Returning to graduate school is a big commitment and a big decision. And, as it turns out, earning a master’s degree in business is a popular decision, as well. According to the Council of Graduate Schools/GRE Survey of Graduate Enrollment and Degrees, nearly 17 percent of all master’s students enrolled in the U.S. for fall 2013 — nearly a quarter-million in all — were pursuing business degrees.
For many of these students, a graduate degree in business unlocks new skills and expertise, allowing them to transition to new leadership opportunities or new industries altogether. “I’ve been in the military for 10 years so I really didn’t know how corporate America worked or how it was structured, because I hadn’t been around it,” says Rob Monk, a major in the U.S. Army and 2015 alumnus of the Online Master of Science in Information program. “I learned a lot about how the civilian world works through the MSIM program, and that was a really valuable takeaway.”
“I feel like I now can speak the language of business,” he adds of his transition to a post-military career. “Before the program, if I had tried to explain my military experience to a potential employer, I don’t think I would have been able to convey the right message.”
New skills that open new doors

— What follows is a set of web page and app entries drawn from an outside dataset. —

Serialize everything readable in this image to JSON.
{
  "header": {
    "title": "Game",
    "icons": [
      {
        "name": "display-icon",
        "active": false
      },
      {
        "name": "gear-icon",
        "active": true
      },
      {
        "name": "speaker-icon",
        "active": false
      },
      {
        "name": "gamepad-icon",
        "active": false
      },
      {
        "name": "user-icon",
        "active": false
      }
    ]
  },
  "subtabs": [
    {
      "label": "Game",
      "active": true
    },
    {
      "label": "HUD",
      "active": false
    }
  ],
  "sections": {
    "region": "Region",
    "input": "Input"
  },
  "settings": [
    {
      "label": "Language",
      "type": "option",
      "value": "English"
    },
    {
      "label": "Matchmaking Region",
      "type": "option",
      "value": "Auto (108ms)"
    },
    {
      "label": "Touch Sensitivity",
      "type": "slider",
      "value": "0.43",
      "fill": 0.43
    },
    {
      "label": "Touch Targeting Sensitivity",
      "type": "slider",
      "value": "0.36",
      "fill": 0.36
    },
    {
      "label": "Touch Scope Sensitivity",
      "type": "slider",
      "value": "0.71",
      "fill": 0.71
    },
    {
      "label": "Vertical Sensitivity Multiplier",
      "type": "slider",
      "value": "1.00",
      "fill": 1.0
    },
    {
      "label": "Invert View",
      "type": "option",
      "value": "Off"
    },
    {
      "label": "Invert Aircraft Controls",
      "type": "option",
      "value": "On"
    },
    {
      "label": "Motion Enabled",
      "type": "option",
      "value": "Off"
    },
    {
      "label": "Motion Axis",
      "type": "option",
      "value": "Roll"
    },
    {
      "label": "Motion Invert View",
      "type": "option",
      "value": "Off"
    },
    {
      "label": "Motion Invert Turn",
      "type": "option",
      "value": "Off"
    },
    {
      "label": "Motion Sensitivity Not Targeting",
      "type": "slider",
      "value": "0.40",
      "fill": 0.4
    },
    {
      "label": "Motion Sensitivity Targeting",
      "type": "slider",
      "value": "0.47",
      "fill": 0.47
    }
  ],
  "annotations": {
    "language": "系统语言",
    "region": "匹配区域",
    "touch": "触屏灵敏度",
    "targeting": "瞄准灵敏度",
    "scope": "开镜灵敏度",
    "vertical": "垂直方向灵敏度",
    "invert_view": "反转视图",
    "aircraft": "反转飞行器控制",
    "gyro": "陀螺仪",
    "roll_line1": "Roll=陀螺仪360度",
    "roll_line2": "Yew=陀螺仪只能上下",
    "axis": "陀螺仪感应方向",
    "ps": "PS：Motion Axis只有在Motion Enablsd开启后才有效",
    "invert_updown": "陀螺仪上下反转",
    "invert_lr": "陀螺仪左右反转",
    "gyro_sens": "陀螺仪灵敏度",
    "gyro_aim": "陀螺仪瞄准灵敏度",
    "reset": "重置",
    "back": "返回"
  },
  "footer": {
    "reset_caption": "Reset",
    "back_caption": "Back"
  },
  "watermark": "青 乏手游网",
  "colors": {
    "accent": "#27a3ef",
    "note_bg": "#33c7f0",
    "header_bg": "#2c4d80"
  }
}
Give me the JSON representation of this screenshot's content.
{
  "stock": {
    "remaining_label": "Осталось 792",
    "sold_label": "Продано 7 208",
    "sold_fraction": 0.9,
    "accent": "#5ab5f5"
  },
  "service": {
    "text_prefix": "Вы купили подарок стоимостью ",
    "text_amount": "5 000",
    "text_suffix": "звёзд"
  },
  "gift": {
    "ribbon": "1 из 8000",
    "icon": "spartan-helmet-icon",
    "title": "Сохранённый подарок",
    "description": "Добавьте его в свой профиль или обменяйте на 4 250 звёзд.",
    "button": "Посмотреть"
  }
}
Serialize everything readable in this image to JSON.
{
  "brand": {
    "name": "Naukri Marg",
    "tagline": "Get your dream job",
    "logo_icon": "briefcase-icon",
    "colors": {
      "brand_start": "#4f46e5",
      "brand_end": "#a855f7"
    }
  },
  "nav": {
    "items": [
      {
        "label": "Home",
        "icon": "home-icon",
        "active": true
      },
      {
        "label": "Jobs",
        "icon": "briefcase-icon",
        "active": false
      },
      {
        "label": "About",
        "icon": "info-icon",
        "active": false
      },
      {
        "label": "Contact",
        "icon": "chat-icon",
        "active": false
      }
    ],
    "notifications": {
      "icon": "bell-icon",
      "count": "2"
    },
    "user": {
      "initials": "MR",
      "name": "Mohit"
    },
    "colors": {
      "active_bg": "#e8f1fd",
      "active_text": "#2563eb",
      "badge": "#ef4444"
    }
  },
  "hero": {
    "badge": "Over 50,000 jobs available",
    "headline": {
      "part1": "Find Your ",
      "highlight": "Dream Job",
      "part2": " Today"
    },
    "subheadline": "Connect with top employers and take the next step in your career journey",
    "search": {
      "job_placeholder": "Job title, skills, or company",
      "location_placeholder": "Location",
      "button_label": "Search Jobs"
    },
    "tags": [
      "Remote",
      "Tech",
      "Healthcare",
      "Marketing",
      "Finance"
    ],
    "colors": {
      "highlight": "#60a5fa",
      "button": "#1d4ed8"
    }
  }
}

Developing the toolkit that potential employers want most is a common theme among graduates. Malalay Sherzada earned bachelor’s degrees in anthropology and justice studies before realizing working in those fields didn’t fuel her passion. “Before I joined W. P. Carey, I had worked in non-profit. I also went abroad and taught English in China. But I just didn’t see myself in the non-profit world,” she admits. So, she enrolled in the W. P. Carey Master of Science in Management program, which she now calls her “golden ticket” to a more rewarding career.
“One of the main things I got out of the MiM degree that I didn’t innately have before was confidence,” she says, adding that all the new know-how she has acquired over the course of the nine-month program — from critical thinking skills, to marketing to project management — will give her an edge with future employers over candidates with no business school experience. Malalay is already putting her new strengths to work, focusing on fundraising positions that work with philanthropists and organizations to spur awareness of and investment in STEM programs for underserved populations, like women of color and elementary school-aged girls.
The skills that W. P. Carey students acquire certainly do pay dividends on the job. According to the 2014 Gallup-Purdue Index Report, “Great Jobs, Great Lives,” the majority of ASU alumni are thriving in their careers. Among the findings:
- Two-thirds of ASU graduates surveyed are employed full time, compared to 59 percent nationally
- Nearly half of fully employed ASU graduates (47 percent) say they are engaged at work versus the national average of 39 percent
- ASU alumni are more likely to be engaged in their work than graduates of other large public universities
Happiness is the truth
ASU graduates indicate that they are more interested in the work they do than their counterparts from other schools and nearly one-third claim that they don’t just go to work every day; they go to their ideal job. Among the key factors driving those results are student support and experiential learning, both hallmarks of the W. P. Carey experience.
The Gallup-Purdue Index Report also gives Sun Devils high marks for happiness outside of work. In a word, they’re thriving. Surveyed on five critical elements of well-being — purpose, social, financial, community, and physical — ASU alumni are ahead of the national average in three categories and are significantly more likely than their peers to overachieve in all five areas.
For Seth Fleming, there is an extra reason to be happy after graduation. “I never in a million years thought that I would meet my girlfriend in business school,” he beams. “There are a lot of demands that come with being a Full-time MBA student and I don’t know if anyone could have appreciated or understood those demands if they weren’t in the program with me. It’s been a great foundation for our relationship going forward.”
Whether it’s new skills, new confidence and knowledge or new relationships, building great foundations is what we’re all about at the W. P. Carey School of Business.